Figure 6. The recharge curve shows that the new design has a slightly smaller polarization, although this is hard to see in the scale of the whole cycle. The difference in performance between the new and the old design is clearer in Figure 7.
Figure 7. The difference in potential is clearer if we consider the difference between the voltages for the new and old designs. The difference shows that the new design has about 24-25 mV lower voltage throughout the whole recharge cycle.

Now, let us look at Figure 6 to compare the recharge curves for the old and new design. We can see that the new design performs better. If we plot the difference in potential between the two curves in Figure 6, we can see that the improvement is almost constant over the whole recharge process, as shown in Figure 7. The new design performs about 24-25 mV better over the whole recharge period, which is a substantial improvement.

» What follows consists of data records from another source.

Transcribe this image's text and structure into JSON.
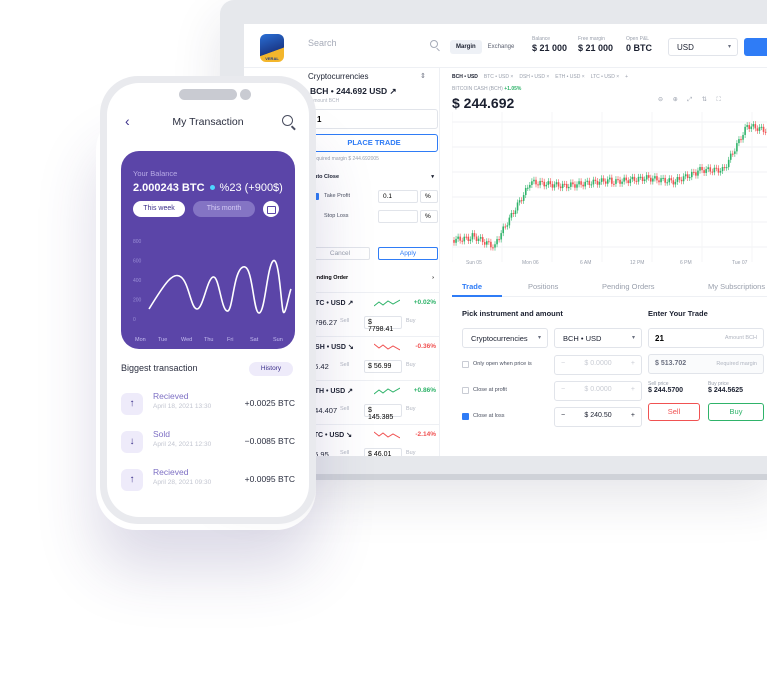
{
  "desktop": {
    "search_placeholder": "Search",
    "mode_tabs": [
      "Margin",
      "Exchange"
    ],
    "stats": [
      {
        "label": "Balance",
        "value": "$ 21 000"
      },
      {
        "label": "Free margin",
        "value": "$ 21 000"
      },
      {
        "label": "Open P&L",
        "value": "0 BTC"
      }
    ],
    "currency": "USD",
    "market_header": "Cryptocurrencies",
    "selected_pair": "BCH • 244.692 USD ↗",
    "amount_label": "Amount BCH",
    "amount_value": "1",
    "place_trade": "PLACE TRADE",
    "required_margin": "Required margin $ 244.692005",
    "auto_close": "Auto Close",
    "take_profit_label": "Take Profit",
    "take_profit_value": "0.1",
    "take_profit_unit": "%",
    "stop_loss_label": "Stop Loss",
    "stop_loss_unit": "%",
    "cancel": "Cancel",
    "apply": "Apply",
    "pending_order": "Pending Order",
    "markets": [
      {
        "name": "BTC • USD ↗",
        "change": "+0.02%",
        "sell": "7796.27",
        "buy": "$ 7798.41",
        "up": true
      },
      {
        "name": "DSH • USD ↘",
        "change": "-0.36%",
        "sell": "56.42",
        "buy": "$ 56.99",
        "up": false
      },
      {
        "name": "ETH • USD ↗",
        "change": "+0.86%",
        "sell": "144.407",
        "buy": "$ 145.385",
        "up": true
      },
      {
        "name": "LTC • USD ↘",
        "change": "-2.14%",
        "sell": "45.95",
        "buy": "$ 46.01",
        "up": false
      },
      {
        "name": "XMR • USD ↘",
        "change": "-1.06%",
        "sell": "59.2738",
        "buy": "$ 59.3602",
        "up": false
      }
    ],
    "sell_label": "Sell",
    "buy_label": "Buy",
    "chart_tabs": [
      "BCH • USD",
      "BTC • USD",
      "DSH • USD",
      "ETH • USD",
      "LTC • USD",
      "+"
    ],
    "chart_name": "BITCOIN CASH (BCH)",
    "chart_change": "+1.05%",
    "chart_price": "$ 244.692",
    "chart_tools": "⊖ ⊕ ⤢ ⇅ ⛶",
    "x_ticks": [
      "Sun 05",
      "Mon 06",
      "6 AM",
      "12 PM",
      "6 PM",
      "Tue 07"
    ],
    "bottom_tabs": [
      "Trade",
      "Positions",
      "Pending Orders",
      "My Subscriptions"
    ],
    "pick_title": "Pick instrument and amount",
    "instrument_type": "Cryptocurrencies",
    "instrument": "BCH • USD",
    "only_open": "Only open when price is",
    "close_profit": "Close at profit",
    "close_loss": "Close at loss",
    "stepper_placeholder": "$ 0.0000",
    "close_loss_value": "$ 240.50",
    "enter_title": "Enter Your Trade",
    "trade_amount": "21",
    "trade_amount_label": "Amount BCH",
    "margin_value": "$ 513.702",
    "margin_label": "Required margin",
    "sell_price_label": "Sell price",
    "sell_price": "$ 244.5700",
    "buy_price_label": "Buy price",
    "buy_price": "$ 244.5625",
    "sell_btn": "Sell",
    "buy_btn": "Buy"
  },
  "phone": {
    "title": "My Transaction",
    "balance_label": "Your Balance",
    "balance": "2.000243 BTC",
    "balance_change": "%23 (+900$)",
    "this_week": "This week",
    "this_month": "This month",
    "y_ticks": [
      "800",
      "600",
      "400",
      "200",
      "0"
    ],
    "days": [
      "Mon",
      "Tue",
      "Wed",
      "Thu",
      "Fri",
      "Sat",
      "Sun"
    ],
    "section_title": "Biggest transaction",
    "history_btn": "History",
    "transactions": [
      {
        "title": "Recieved",
        "date": "April 18, 2021 13:30",
        "amount": "+0.0025 BTC",
        "icon": "↑"
      },
      {
        "title": "Sold",
        "date": "April 24, 2021 12:30",
        "amount": "−0.0085 BTC",
        "icon": "↓"
      },
      {
        "title": "Recieved",
        "date": "April 28, 2021 09:30",
        "amount": "+0.0095 BTC",
        "icon": "↑"
      }
    ]
  },
  "colors": {
    "accent": "#2f7cf6",
    "up": "#2fb36a",
    "down": "#f05252",
    "purple": "#5b45a8"
  }
}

We can also analyze the current density distribution in the separator ( Figure 8). In the old design, the current density at the beginning of the recharge is about 22 percent higher at the tabs compared to in the interior of the roll. As a constant load or recharging cycle progresses over time, this distribution becomes more uniform.

However, for a battery subjected to dynamically shifting charges and recharges, such as for a car undergoing repeated acceleration and regenerative braking, the nonuniform current distribution is of importance: It results in nonuniform utilization of the battery, which accelerates aging. With the new design, the current density is much more uniform, with a difference of only 1.3 percent between the largest and smallest value (Figure 8).

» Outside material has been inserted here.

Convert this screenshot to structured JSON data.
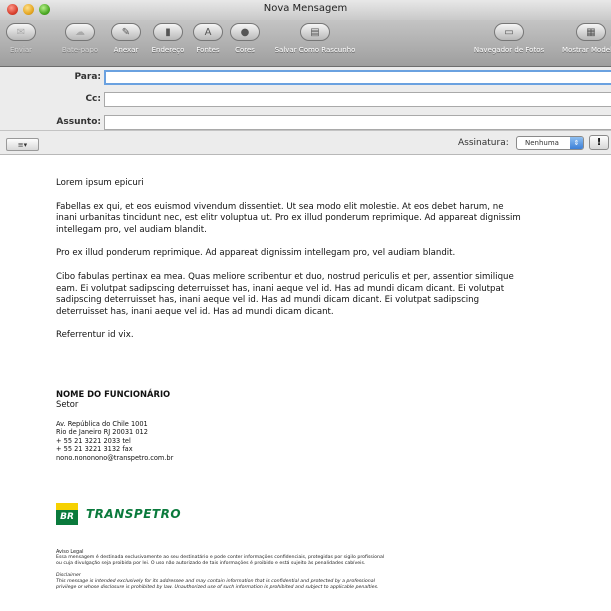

The models show that the new design has better performance and generates less heat over the whole recharge-discharge cycle. This difference would be even larger if the cells’ radii were increased. The new design is also less susceptible to aging, due to its more uniform current density distribution.

Figure 8. The current density at the beginning of the recharge cycle with the old design (left) and the new design (right). The current distribution is substantially more uniform with the new design.

Tesla has neither sponsored, endorsed, nor entered any other relationship with COMSOL concerning this article.

This article is based solely on published information concerning Tesla’s tab design for its battery pack.

This article was written by Ed Fontes and Henrik Ekström, Chief Technology Officer and Technology Manager of Electrochemistry, respectively, of COMSOL (Burlington, MA). For more information, visit here .


  1. International Application, PCT/US2019/059691, WO 202/09697.
  2. New Tabless Battery Patents Get Better Visualizations”, The Tesla Space.
  3. X. Yao and M. G. Pecht, “Tab Design and Failures in Cylindrical Li-ion Batteries” IEEE Access, vol. 7, pp. 24082– 24095, 2019.
  4. H. Ekström and E. Fontes, “Battery Modeling” white paper, COMSOL.
  5. J. Newman and K.E. Thomas-Alyea, Electrochemical Systems, John Wiley & Sons, pp. 517, 2004.